Author Sarah Shulman was also named one of Utne Reader’s 2009 Visionaries Who Are Changing Your World.

luccia rogers
11/13/2009 10:13:20 PM

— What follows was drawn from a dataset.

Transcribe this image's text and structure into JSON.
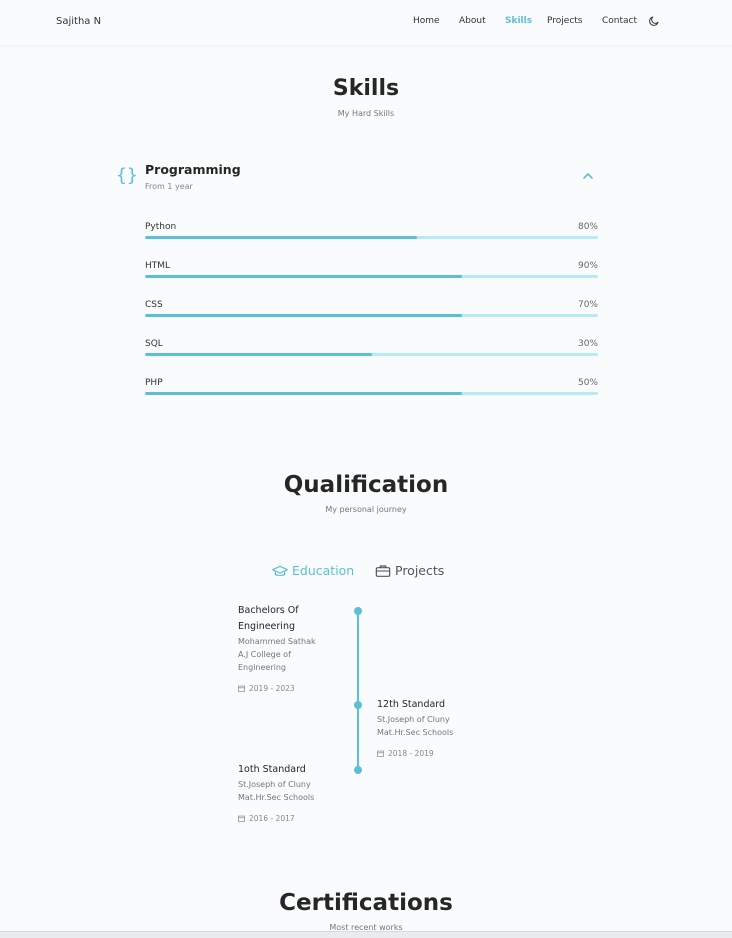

Ms Schulman assumes that one's non-queer siblings would indeed stand up for the GLBT sibling. This is an interesting assumption that her own discoveries should lay to rest. The structural homophobia within families in the United States actually ensures that if the parents want the queer child abused and isolated by the family, that child will be abused and isolated by the family. After all, if the parents are willing to cause, and are capable of the physical and emotional harm of one child, how do the other children know they're safe? By participating in the physical and emotional harm of the gay, lesbian, bi, or trans child. It is a simple matter of survival. We must move on and quit trying to fit in and assimilate. Our homophobic parents and siblings admit they hate us by their words and actions. That's the place to start the conversation. Or, we can accept their bigotry as being as much a part of them as our gayness and walk away from it and them. There is no sense and no logic that says anyone has to continue to maintain a relationship with people who hate, abuse, or despise one. My last phone call with my mother almost 13 years ago included an offer for her to get to know me as I really am, not as the fictional being she, my father, and my sisters used emotional, sexual, and physical abuse to try to create from me. I asked we not speak until she was willing to meet the real person I was. Her silence, and my sisters', speaks volumes of the depths of their homophobia.